The Girl of Fire and Thorns

As a second born princess, Elisa is comfortable spending her days studying the Lengua Classica, avoiding the politics of court, and discovering new delicacies prepared by the cooks in the royal kitchens.  However, that life comes to sudden halt when her father and sister arrange her marriage to a king from another country to improve relations. 

Now Elisa is moving across the continent to a foreign and possibly hostile court.  Even though they are now married, her new husband, Alejandro, decides to keep their relationship a secret.  Elisa is starting to realize that perhaps she should have paid more attention to the goings-on of her country and that of her new one, because after an attack on her shows, she is in far more danger than she ever expected.

For Elisa is this generation’s bearer of the Godstone; she has been touched by God to show everyone she is destined to do something great.  Or at least that’s the goal.  As Elisa discovers, not every bearer lives long enough to fulfill his or her great work. 

Meanwhile, a shadowy revolutionary group decides that Elisa is the key to helping them break away from her husband’s rule once and for all.  And they will stop at nothing to get their hands on her.  

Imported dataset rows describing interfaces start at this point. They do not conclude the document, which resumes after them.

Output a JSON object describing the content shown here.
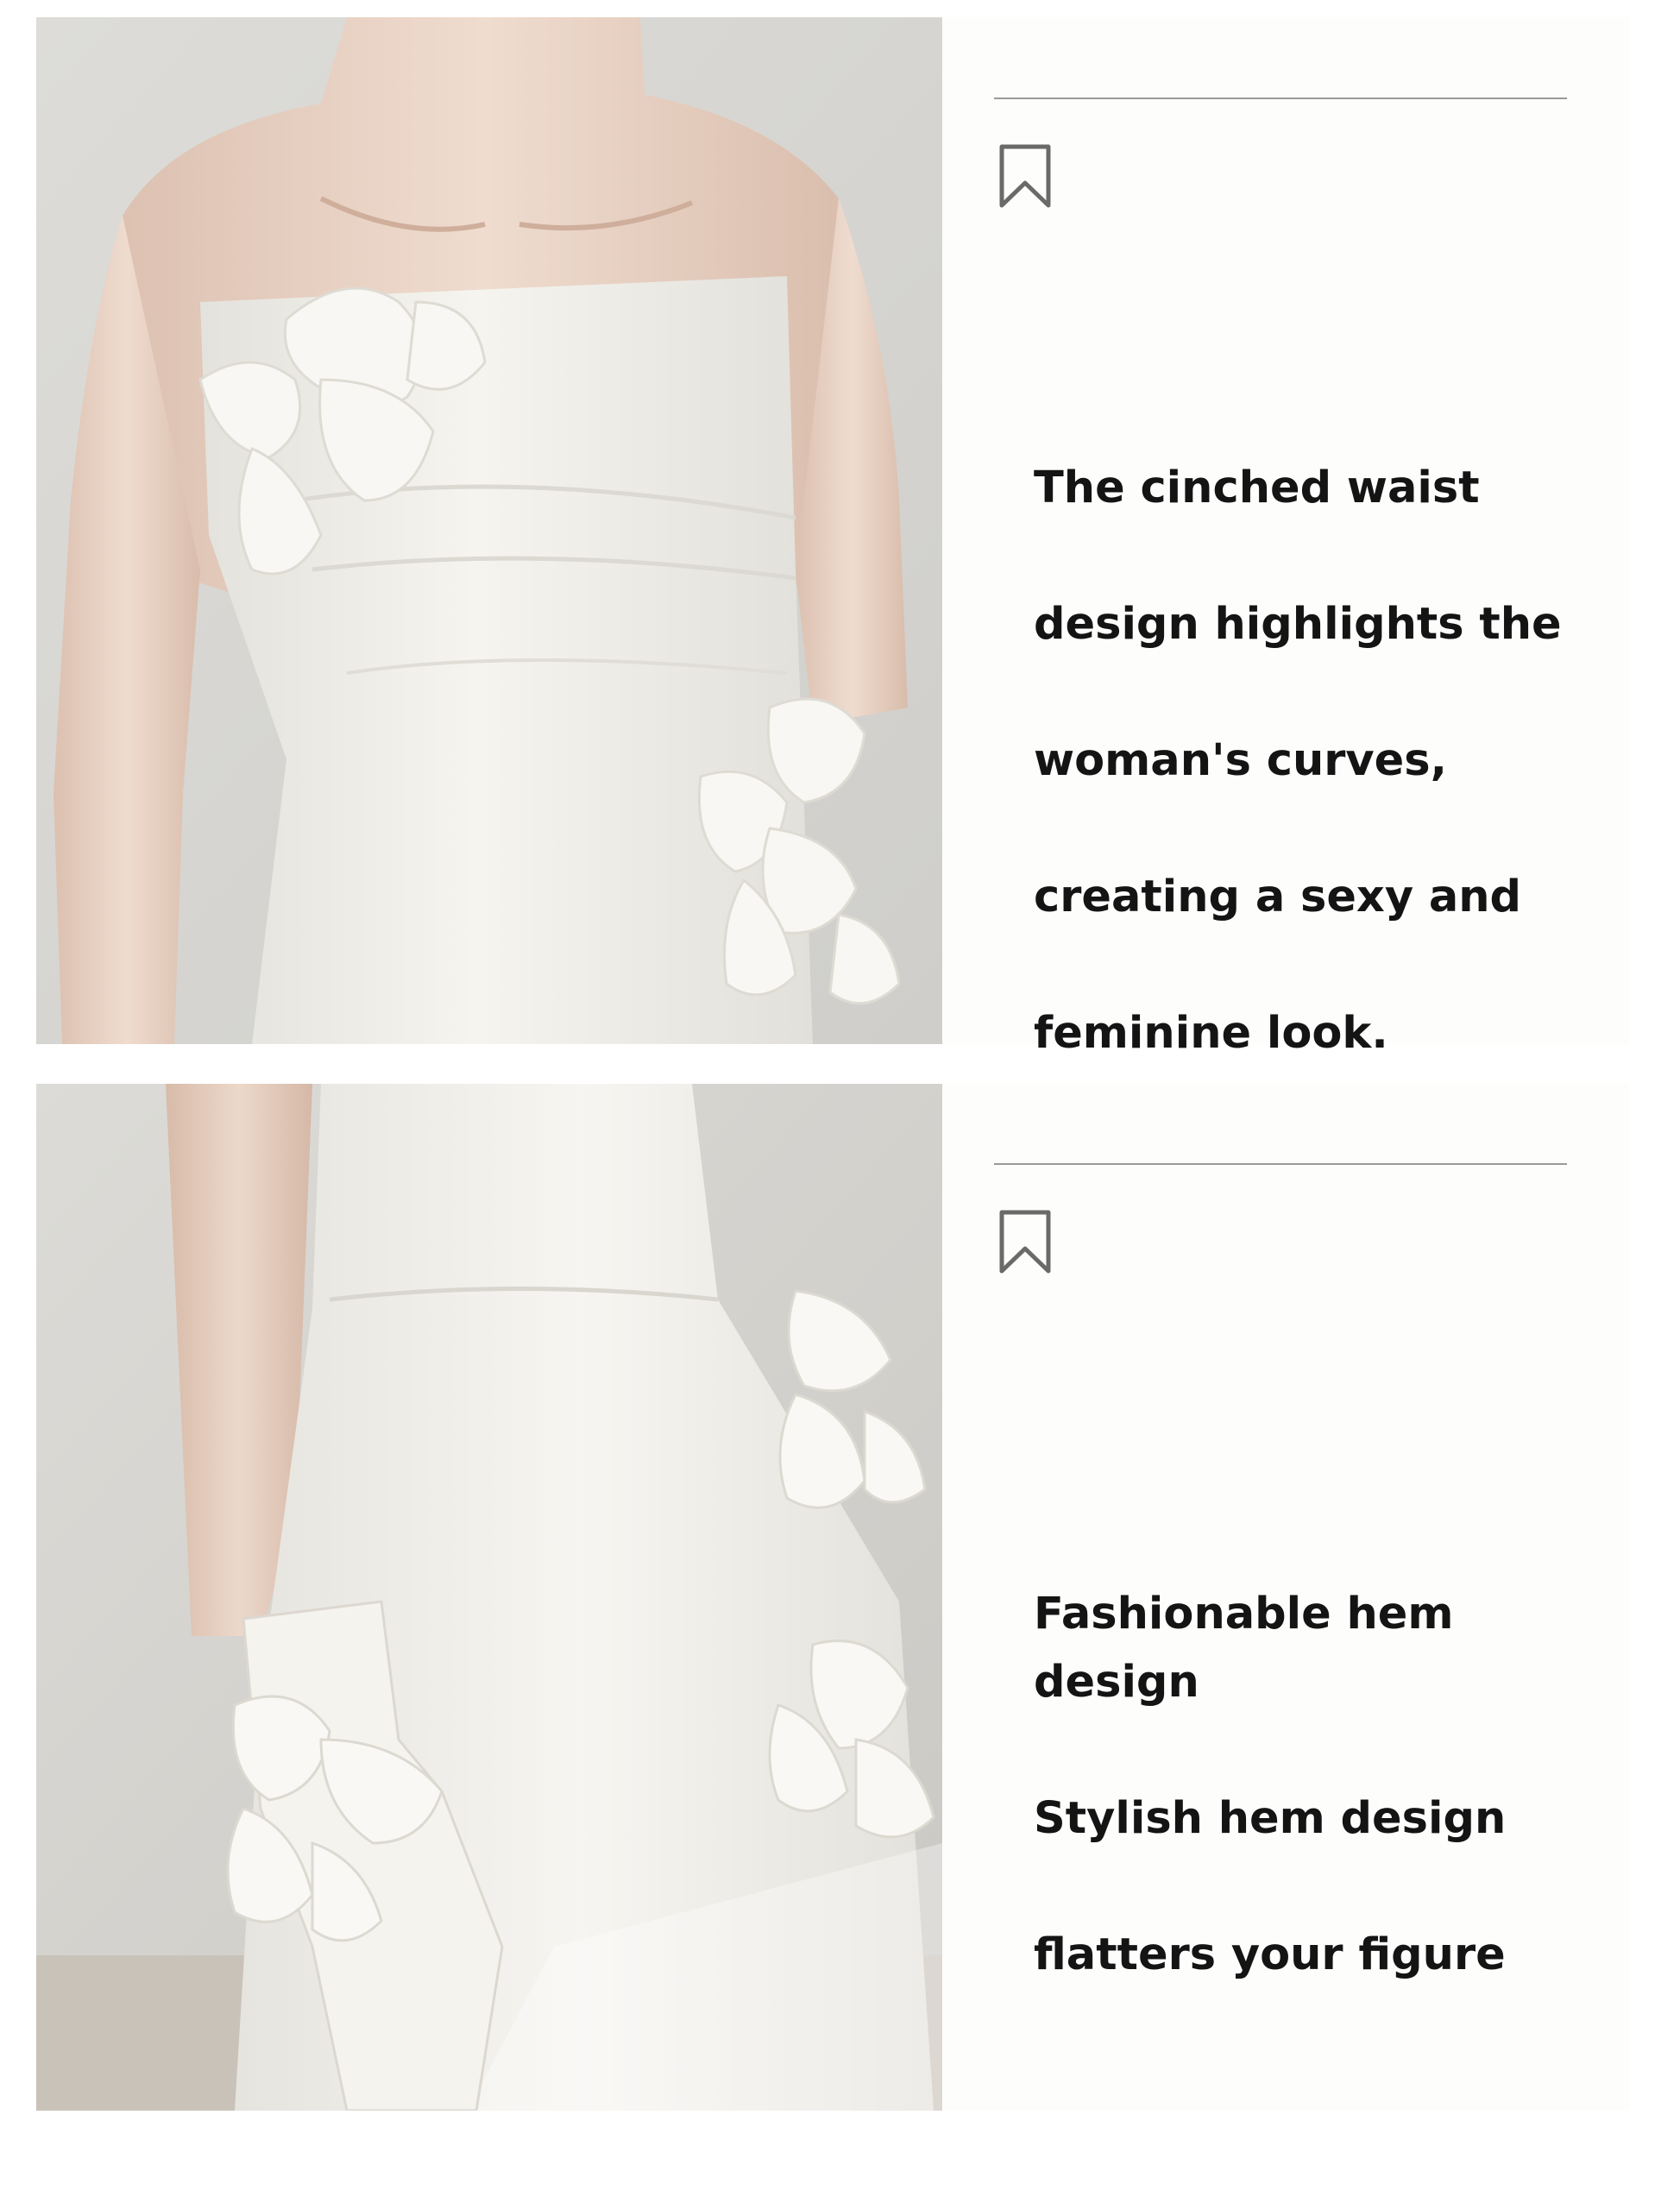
{
  "panels": [
    {
      "photo_subject": "strapless white dress bodice with 3D floral appliques",
      "bookmark_icon": "bookmark-outline-icon",
      "caption_lines": [
        "The cinched waist",
        "design highlights the",
        "woman's curves,",
        "creating a sexy and",
        "feminine look."
      ]
    },
    {
      "photo_subject": "white mini dress hem with floral appliques and gloved hand",
      "bookmark_icon": "bookmark-outline-icon",
      "caption_lines": [
        "Fashionable hem design",
        "Stylish hem design",
        "flatters your figure"
      ]
    }
  ],
  "colors": {
    "background": "#ffffff",
    "panel": "#fdfdfc",
    "rule": "#9a9a9a",
    "text": "#141414",
    "photo_backdrop": "#d9d8d4",
    "dress": "#f3f1ec",
    "skin": "#e9d2c4"
  }
}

Rae Carson’s The Girl of Fire and Thorns is book one of the Fire and Thorns Trilogy.  With a main character just as strong as Katsa from Kristin Cashore’s Graceling, world-building just as complex as Rachel Hartman’s Seraphina, and a little bit of plot borrowed from Robin McKinley’s The Blue Sword, you have a recipe for awesomeness.